(Entries from a dataset of interfaces)
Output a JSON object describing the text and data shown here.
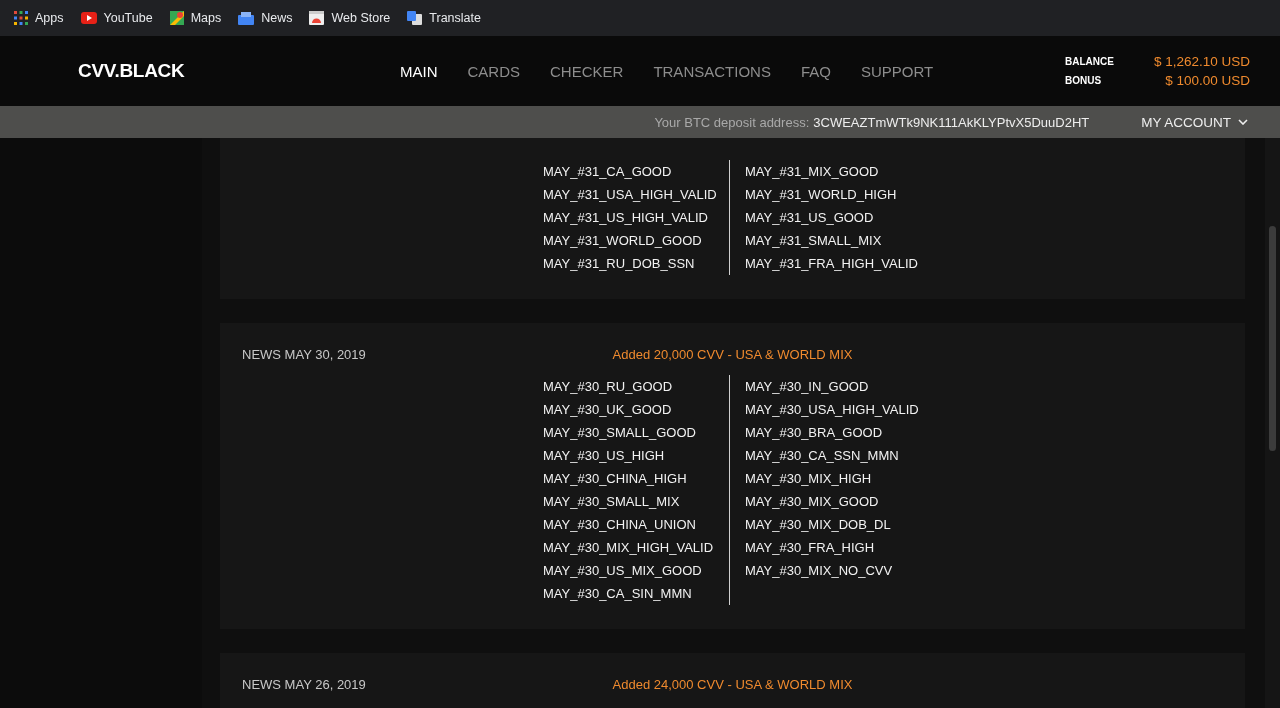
{
  "bookmarks": [
    {
      "label": "Apps"
    },
    {
      "label": "YouTube"
    },
    {
      "label": "Maps"
    },
    {
      "label": "News"
    },
    {
      "label": "Web Store"
    },
    {
      "label": "Translate"
    }
  ],
  "header": {
    "logo": "CVV.BLACK",
    "nav": [
      {
        "label": "MAIN",
        "selected": true
      },
      {
        "label": "CARDS",
        "selected": false
      },
      {
        "label": "CHECKER",
        "selected": false
      },
      {
        "label": "TRANSACTIONS",
        "selected": false
      },
      {
        "label": "FAQ",
        "selected": false
      },
      {
        "label": "SUPPORT",
        "selected": false
      }
    ],
    "balance": {
      "label": "BALANCE",
      "value": "$ 1,262.10 USD"
    },
    "bonus": {
      "label": "BONUS",
      "value": "$ 100.00 USD"
    }
  },
  "deposit_bar": {
    "label": "Your BTC deposit address:",
    "address": "3CWEAZTmWTk9NK111AkKLYPtvX5DuuD2HT",
    "account_menu": "MY ACCOUNT"
  },
  "news": [
    {
      "columns": [
        [
          "MAY_#31_CA_GOOD",
          "MAY_#31_USA_HIGH_VALID",
          "MAY_#31_US_HIGH_VALID",
          "MAY_#31_WORLD_GOOD",
          "MAY_#31_RU_DOB_SSN"
        ],
        [
          "MAY_#31_MIX_GOOD",
          "MAY_#31_WORLD_HIGH",
          "MAY_#31_US_GOOD",
          "MAY_#31_SMALL_MIX",
          "MAY_#31_FRA_HIGH_VALID"
        ]
      ]
    },
    {
      "date": "NEWS MAY 30, 2019",
      "headline": "Added 20,000 CVV - USA & WORLD MIX",
      "columns": [
        [
          "MAY_#30_RU_GOOD",
          "MAY_#30_UK_GOOD",
          "MAY_#30_SMALL_GOOD",
          "MAY_#30_US_HIGH",
          "MAY_#30_CHINA_HIGH",
          "MAY_#30_SMALL_MIX",
          "MAY_#30_CHINA_UNION",
          "MAY_#30_MIX_HIGH_VALID",
          "MAY_#30_US_MIX_GOOD",
          "MAY_#30_CA_SIN_MMN"
        ],
        [
          "MAY_#30_IN_GOOD",
          "MAY_#30_USA_HIGH_VALID",
          "MAY_#30_BRA_GOOD",
          "MAY_#30_CA_SSN_MMN",
          "MAY_#30_MIX_HIGH",
          "MAY_#30_MIX_GOOD",
          "MAY_#30_MIX_DOB_DL",
          "MAY_#30_FRA_HIGH",
          "MAY_#30_MIX_NO_CVV"
        ]
      ]
    },
    {
      "date": "NEWS MAY 26, 2019",
      "headline": "Added 24,000 CVV - USA & WORLD MIX"
    }
  ]
}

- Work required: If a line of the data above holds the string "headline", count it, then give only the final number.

- Solution: 2